WHAT YOU NEED TO DO: Only the number is wanted: how many lines in the material below contain "down".

RECORDS PROVIDED:
^^^^

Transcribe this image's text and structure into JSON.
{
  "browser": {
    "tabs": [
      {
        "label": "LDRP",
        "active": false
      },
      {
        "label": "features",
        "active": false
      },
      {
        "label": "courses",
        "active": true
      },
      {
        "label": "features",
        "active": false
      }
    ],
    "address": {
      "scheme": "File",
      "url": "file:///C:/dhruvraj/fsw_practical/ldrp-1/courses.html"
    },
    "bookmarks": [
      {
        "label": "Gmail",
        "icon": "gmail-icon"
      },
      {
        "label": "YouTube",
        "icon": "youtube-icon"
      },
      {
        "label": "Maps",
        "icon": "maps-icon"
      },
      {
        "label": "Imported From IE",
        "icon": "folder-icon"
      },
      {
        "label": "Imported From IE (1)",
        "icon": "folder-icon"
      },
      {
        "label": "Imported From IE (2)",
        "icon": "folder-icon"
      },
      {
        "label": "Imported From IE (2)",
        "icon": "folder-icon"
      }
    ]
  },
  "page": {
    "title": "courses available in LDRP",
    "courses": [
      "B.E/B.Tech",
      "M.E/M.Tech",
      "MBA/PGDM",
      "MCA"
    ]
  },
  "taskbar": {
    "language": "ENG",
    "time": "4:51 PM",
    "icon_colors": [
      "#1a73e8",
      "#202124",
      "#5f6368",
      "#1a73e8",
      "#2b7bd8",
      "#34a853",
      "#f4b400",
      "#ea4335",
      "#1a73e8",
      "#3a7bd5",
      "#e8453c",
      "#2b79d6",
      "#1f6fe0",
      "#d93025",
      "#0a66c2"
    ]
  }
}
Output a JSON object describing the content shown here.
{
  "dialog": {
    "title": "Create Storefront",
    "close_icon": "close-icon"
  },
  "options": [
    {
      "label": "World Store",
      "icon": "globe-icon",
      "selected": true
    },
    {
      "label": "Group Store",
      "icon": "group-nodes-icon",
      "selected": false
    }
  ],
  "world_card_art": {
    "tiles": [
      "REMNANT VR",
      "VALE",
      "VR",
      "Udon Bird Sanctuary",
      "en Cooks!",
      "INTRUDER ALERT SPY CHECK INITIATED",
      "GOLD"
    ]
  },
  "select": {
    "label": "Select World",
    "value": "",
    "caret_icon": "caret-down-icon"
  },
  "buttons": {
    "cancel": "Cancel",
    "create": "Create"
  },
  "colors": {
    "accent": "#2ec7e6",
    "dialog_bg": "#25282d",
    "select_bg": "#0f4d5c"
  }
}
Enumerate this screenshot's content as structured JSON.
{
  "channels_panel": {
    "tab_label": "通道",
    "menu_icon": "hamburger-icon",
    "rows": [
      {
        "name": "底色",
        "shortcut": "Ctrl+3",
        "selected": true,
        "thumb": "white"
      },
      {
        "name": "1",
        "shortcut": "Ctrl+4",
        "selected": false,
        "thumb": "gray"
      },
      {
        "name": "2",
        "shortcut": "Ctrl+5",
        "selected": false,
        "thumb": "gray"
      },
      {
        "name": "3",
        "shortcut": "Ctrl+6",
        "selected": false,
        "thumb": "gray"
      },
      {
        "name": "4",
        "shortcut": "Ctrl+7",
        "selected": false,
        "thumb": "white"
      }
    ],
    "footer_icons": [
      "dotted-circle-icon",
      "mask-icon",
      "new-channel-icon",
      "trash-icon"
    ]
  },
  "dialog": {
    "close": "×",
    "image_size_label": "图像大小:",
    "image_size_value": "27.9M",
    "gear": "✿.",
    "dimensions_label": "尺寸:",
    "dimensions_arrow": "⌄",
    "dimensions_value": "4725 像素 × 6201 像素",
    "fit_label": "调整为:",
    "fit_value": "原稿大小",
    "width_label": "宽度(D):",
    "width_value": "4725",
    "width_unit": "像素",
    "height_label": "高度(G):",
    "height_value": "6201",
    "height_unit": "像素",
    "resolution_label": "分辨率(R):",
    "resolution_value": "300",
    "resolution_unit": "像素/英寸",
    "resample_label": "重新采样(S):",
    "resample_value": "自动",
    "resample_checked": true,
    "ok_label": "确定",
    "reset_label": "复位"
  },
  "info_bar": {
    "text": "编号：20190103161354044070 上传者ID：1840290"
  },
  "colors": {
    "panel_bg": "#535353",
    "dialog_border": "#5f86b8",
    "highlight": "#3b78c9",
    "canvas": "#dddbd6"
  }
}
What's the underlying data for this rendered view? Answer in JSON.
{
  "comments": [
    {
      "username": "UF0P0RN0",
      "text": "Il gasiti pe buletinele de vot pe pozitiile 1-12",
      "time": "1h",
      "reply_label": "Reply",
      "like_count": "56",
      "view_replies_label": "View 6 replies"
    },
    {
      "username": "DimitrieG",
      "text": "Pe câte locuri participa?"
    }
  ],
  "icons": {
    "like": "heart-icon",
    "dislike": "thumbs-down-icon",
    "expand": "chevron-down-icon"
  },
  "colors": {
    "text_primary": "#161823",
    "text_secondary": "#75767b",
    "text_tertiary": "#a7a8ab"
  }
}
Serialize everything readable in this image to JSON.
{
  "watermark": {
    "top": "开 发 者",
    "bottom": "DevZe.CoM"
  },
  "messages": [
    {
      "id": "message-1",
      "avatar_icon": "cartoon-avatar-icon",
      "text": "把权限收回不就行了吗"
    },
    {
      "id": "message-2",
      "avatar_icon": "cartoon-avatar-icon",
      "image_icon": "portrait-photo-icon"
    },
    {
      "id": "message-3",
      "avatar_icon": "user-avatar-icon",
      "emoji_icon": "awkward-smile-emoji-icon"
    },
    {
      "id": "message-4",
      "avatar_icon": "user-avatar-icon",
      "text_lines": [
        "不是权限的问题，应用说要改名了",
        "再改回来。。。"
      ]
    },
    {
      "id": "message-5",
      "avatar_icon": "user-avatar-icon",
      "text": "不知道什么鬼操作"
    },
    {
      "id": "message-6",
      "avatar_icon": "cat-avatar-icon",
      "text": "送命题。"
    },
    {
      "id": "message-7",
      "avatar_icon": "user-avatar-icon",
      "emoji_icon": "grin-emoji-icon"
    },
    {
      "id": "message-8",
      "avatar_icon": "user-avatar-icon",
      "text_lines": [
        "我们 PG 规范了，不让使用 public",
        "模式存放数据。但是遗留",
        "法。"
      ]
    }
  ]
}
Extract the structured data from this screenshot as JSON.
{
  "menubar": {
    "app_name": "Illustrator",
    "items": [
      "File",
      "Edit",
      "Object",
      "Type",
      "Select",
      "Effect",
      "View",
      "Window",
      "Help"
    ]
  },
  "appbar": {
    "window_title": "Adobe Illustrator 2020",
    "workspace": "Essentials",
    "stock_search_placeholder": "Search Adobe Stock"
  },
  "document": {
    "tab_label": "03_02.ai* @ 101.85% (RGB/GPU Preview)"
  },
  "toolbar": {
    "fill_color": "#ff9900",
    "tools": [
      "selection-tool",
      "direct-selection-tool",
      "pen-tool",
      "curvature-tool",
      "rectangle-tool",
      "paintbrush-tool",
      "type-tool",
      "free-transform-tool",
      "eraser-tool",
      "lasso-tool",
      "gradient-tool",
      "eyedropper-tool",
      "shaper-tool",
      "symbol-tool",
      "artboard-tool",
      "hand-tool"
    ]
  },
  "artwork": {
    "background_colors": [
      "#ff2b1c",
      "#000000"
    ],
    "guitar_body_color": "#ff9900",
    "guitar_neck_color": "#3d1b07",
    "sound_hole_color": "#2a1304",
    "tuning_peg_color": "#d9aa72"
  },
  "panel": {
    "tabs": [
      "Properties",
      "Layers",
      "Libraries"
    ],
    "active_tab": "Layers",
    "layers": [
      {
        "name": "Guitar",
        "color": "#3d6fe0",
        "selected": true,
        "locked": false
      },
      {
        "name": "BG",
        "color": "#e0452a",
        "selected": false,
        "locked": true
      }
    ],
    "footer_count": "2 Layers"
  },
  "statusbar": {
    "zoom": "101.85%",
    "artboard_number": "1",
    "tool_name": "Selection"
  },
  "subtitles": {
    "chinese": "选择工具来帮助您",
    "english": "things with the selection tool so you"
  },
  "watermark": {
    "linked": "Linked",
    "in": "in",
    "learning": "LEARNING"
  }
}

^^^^

ANSWER: 3